Your instructions:
Please report each line of the data below that contains "Confirmation".

Records to use:
--------------------------------------------------

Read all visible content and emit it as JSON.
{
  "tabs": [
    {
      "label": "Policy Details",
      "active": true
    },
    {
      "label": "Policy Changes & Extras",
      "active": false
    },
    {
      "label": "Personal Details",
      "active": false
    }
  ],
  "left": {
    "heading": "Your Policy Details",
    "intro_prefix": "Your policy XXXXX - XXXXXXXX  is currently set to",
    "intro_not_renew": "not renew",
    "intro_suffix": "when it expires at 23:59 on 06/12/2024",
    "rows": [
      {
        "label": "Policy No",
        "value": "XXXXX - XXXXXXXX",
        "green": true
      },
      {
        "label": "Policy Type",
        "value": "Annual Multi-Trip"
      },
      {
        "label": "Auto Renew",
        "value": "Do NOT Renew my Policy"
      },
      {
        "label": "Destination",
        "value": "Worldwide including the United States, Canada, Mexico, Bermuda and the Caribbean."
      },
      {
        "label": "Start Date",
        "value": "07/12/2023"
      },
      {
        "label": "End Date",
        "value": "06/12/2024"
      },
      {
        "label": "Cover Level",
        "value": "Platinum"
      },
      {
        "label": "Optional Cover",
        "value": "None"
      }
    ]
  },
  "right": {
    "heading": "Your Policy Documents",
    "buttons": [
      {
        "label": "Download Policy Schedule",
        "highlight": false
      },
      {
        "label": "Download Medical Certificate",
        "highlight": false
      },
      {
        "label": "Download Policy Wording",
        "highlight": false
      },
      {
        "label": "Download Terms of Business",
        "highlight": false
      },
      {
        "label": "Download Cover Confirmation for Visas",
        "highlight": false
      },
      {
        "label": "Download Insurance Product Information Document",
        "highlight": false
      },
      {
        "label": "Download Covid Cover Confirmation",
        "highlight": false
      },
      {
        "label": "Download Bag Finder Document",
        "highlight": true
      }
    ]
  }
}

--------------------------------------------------

Output of the task:
        "label": "Download Cover Confirmation for Visas",
        "label": "Download Covid Cover Confirmation",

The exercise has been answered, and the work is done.